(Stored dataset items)

---+---

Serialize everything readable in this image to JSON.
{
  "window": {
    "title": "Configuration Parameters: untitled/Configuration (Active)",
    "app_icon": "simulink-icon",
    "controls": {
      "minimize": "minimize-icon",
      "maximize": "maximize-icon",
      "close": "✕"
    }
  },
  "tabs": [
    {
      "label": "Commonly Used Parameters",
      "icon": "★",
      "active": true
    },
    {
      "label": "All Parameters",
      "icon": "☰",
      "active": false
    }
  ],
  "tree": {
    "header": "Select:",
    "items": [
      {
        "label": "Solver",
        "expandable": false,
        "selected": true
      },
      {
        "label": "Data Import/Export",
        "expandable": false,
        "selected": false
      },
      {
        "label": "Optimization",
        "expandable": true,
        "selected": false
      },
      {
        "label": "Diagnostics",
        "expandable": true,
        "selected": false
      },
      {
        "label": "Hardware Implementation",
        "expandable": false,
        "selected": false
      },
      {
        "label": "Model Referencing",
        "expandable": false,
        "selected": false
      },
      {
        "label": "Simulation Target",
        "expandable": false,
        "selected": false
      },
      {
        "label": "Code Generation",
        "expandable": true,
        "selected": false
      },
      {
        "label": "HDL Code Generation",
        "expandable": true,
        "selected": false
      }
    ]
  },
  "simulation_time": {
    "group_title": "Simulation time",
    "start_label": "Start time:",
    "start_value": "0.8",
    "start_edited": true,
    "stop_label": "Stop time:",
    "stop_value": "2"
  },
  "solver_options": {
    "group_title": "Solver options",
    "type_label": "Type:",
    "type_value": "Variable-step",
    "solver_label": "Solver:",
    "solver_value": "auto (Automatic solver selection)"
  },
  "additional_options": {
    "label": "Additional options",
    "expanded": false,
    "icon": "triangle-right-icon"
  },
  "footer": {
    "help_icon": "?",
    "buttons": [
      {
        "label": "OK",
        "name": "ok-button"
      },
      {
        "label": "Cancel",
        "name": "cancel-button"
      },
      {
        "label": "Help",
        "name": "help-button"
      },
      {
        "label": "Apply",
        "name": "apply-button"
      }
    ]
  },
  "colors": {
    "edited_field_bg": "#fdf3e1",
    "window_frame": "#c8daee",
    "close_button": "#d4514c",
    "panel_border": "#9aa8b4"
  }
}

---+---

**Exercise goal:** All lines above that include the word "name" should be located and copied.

**Output of the exercise:**
        "name": "ok-button"
        "name": "cancel-button"
        "name": "help-button"
        "name": "apply-button"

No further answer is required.